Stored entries

· · · ·

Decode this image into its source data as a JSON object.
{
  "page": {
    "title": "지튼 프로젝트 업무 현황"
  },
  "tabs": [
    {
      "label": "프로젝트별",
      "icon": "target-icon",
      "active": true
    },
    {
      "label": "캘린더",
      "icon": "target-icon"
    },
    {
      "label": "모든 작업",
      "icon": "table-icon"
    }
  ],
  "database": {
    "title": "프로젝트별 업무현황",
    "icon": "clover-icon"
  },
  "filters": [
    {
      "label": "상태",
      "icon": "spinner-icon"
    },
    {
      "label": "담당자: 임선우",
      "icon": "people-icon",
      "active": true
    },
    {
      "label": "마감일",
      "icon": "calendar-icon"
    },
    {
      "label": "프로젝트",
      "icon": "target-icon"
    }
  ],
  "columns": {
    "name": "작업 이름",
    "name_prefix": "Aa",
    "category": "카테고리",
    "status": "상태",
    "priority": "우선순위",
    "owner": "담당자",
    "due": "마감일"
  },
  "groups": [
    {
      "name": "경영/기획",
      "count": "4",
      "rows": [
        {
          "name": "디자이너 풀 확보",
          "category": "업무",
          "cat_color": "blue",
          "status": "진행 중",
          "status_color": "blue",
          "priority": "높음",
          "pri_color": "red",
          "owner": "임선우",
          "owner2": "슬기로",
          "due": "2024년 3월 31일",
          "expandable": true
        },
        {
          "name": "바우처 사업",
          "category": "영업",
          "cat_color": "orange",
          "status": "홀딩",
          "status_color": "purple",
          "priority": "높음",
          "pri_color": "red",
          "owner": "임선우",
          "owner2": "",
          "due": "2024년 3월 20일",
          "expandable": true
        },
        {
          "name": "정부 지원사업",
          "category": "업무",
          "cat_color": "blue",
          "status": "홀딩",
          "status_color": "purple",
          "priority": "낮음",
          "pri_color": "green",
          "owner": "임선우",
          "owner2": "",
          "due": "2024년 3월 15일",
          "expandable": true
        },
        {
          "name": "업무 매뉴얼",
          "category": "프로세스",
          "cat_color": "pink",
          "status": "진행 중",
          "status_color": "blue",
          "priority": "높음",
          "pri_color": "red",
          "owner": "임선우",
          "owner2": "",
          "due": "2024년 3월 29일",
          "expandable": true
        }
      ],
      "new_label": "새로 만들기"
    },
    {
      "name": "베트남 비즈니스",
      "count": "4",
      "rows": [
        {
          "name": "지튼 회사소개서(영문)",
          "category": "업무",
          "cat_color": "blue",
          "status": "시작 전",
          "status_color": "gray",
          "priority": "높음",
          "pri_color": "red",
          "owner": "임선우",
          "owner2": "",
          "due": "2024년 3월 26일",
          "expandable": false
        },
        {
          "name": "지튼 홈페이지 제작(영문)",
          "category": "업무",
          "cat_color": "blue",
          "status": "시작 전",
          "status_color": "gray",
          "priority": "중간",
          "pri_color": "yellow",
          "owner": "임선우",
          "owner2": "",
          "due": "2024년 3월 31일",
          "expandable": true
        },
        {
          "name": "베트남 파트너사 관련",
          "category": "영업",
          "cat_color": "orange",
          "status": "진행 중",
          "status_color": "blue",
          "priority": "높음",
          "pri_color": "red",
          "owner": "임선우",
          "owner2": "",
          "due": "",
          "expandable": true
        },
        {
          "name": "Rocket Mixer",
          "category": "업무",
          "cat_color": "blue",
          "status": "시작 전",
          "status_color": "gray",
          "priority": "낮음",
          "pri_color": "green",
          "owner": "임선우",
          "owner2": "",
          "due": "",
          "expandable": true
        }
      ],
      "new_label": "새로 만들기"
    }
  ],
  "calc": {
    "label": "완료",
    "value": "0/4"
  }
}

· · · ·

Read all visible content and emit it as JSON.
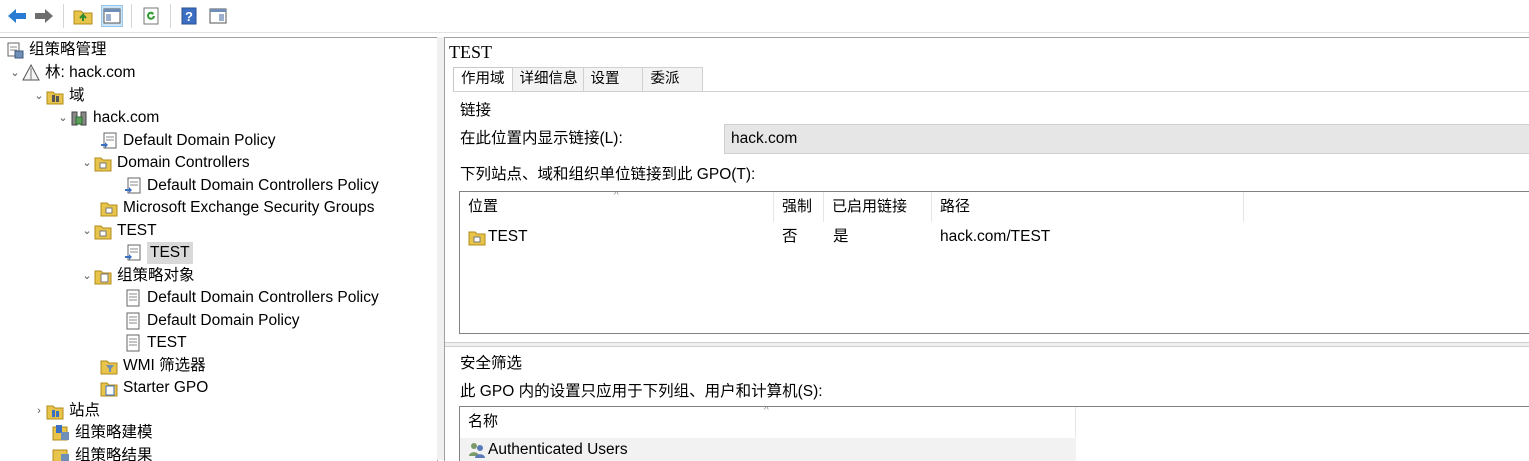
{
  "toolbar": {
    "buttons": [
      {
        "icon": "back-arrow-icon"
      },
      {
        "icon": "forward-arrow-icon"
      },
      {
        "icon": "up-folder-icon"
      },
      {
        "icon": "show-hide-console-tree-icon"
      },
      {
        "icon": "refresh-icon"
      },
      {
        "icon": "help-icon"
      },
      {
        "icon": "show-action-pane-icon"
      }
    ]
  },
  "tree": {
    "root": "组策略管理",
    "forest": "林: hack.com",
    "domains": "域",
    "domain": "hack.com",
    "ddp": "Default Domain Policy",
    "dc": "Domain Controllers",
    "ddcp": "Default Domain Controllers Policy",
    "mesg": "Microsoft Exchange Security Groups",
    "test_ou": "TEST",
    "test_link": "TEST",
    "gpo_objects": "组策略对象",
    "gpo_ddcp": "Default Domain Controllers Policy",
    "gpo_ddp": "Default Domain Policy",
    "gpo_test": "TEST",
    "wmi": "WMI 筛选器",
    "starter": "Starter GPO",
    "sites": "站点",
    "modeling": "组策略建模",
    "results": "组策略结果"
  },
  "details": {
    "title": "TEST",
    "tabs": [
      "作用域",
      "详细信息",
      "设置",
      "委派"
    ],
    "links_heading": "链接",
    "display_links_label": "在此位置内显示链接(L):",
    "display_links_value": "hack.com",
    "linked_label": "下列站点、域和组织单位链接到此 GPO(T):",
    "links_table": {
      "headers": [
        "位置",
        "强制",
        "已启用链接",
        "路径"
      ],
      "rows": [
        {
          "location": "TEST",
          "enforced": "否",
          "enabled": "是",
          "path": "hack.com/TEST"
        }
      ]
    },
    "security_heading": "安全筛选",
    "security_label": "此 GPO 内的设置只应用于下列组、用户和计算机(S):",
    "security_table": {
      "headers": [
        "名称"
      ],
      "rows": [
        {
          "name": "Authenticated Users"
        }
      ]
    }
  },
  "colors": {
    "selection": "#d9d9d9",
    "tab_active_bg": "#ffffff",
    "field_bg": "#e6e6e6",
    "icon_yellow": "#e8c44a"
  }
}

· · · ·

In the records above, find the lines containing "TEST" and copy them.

> **Completed exercise**
    "test_ou": "TEST",
    "test_link": "TEST",
    "gpo_test": "TEST",
    "title": "TEST",
          "location": "TEST",
          "path": "hack.com/TEST"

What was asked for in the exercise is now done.